I have to admit - I don't think there is a better place in the world than my kitchen at tea time. The kettle boils merrily on the cookstove, sweet aromas fill the air. Children bustle about, excitedly telling their father about the adventures of the day. Sir Knight kicks back in his rocking chair, presiding over the whole affair like a king holding court in his throne room. As humble as our little kitchen is, the potentates of the world don't reside in such splendor. No matter what the day holds, our kitchen always calls to us, encouraging us to rest in its warm embrace.
In the winter, when the stove is bubbling along, I like to make crumpets to accompany our afternoon tea. Crumpets are quite unlike English muffins, in that they are soft, almost chewy. They have a pungent, yeasty flavor that is only enhanced by butter and jam. They are divine warm, just off the griddle, but are equally wonderful toasted or warmed in the oven. It is worth making a double batch, as they freeze well (however, ours never stick around long enough to freeze).
Although there are a few more step in making crumpets than there are in typical yeast breads, they are not difficult.
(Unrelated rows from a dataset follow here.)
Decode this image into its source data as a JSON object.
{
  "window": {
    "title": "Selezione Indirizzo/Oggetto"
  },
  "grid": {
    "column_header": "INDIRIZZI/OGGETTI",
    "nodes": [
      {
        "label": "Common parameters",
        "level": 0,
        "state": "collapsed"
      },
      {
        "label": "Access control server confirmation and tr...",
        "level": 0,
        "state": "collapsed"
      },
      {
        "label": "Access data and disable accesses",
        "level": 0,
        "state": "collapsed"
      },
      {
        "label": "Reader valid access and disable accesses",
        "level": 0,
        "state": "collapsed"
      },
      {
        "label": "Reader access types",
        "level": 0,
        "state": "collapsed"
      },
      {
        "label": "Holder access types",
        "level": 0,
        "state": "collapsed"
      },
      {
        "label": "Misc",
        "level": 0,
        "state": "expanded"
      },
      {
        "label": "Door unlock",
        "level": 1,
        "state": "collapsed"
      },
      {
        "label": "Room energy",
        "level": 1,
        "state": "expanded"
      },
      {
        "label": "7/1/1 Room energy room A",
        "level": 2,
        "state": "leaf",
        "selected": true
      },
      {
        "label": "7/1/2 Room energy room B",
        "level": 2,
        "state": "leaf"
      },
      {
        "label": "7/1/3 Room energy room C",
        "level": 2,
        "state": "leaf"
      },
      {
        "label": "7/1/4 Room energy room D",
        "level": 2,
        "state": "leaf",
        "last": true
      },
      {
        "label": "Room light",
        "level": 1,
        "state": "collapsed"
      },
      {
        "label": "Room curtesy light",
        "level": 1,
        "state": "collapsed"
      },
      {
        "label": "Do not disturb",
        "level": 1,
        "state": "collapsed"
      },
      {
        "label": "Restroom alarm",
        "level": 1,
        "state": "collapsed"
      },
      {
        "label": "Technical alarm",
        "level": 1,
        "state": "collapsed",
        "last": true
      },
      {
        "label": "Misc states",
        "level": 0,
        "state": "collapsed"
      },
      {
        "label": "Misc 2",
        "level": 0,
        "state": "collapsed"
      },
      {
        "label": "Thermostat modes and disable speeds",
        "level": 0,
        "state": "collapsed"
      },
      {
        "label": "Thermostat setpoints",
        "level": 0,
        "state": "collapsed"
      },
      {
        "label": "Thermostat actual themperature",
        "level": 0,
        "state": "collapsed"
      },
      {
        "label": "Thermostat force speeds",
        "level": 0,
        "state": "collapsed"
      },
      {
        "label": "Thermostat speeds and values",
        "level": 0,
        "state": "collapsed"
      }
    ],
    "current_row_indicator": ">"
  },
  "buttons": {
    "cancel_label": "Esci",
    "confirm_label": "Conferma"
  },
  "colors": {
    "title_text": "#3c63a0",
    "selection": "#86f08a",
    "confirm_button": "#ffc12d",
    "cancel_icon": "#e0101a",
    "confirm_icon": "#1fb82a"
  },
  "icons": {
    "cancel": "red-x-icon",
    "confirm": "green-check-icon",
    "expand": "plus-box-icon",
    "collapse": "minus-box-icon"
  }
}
Crumpets are not split, like English muffins, rather they are buttered on the top (there are lots of little holes, allowing the butter to soak into the middle). In France, they call them "Les Eponges" or "Little Sponges" because of the way they absorb copious amounts of rich butter.3 C flour
1/4 tsp. cream of tartar
1 T yeast
1/2 tsp. sugar
2 1/4 C water (lukewarm)
2 tsp salt
1/2 tsp baking soda
1/2 C milk (lukewarm)
Sift together the flour and cream of tartar in a large bowl. Mix yeast, sugar and lukewarm (110°) water in a smaller bowl and let stand until foamy, 5 to 10 minutes.
Mix the yeast mixture into the flour to make a very thick, but smooth batter, beating with a spoon for 2 minutes. Cover the bowl with plastic wrap and let stand in a warm spot until the batter is doubled in volume, about 1 hour.
Add the salt and beat the batter for about 1 minute. Cover the bowl and let stand in a warm spot until the batter increases in volume by about one-half, 15 to 20 minutes.
Dissolve the baking soda in the lukewarm (110°) milk. Then gently stir it into the batter. The batter should not be too stiff or your crumpets will be "blind" - without holes - so it is best to test one before cooking the whole batch.
Heat an ungreased, very clean griddle or frying pan over moderately low heat for about 3 minutes until moderately hot; your palm will feel warm when held 1 1/2 inches above the griddle for about 30 seconds. Put a well-buttered crumpet ring on the griddle and heat for 15 seconds. Spoon or pour 1/3 cup of the batter into the ring. The amount of batter will depend on the size of your crumpet ring.
As soon as the batter is poured into the ring, it should begin to form bubbles. If bubbles do not form, add a little more lukewarm water (from the tap is fine), a tablespoon at a time, to the batter in the bowl and try again. If the batter it too thin and runs out under the ring, gently work in a little more flour and try again. As soon as the top surface is set and covered with bubbles, 7 to 8 minutes, the crumpet is ready to flip over. Cook the second, holey side of the crumpet for 2 to 3 minutes, or until pale golden.
Butter the crumpet rings well after each use.
|Water, sugar and yeast "sponging"|
|Pouring the yeast mixture into the flour mixture|
|Beating the batter|
|Covered with plastic wrap|
|Doubled in size|
|Stirring the baking soda into the milk|
|Mixing the soda/milk mixture into the batter|
|A buttered crumpet ring on an ungreased griddle|
|Full crumpet rings|
|See all the holes forming?|
|I use tongs to remove the rings before I flip the crumpets|
|Crumpets, fresh from the griddle|
|All dressed up for tea time|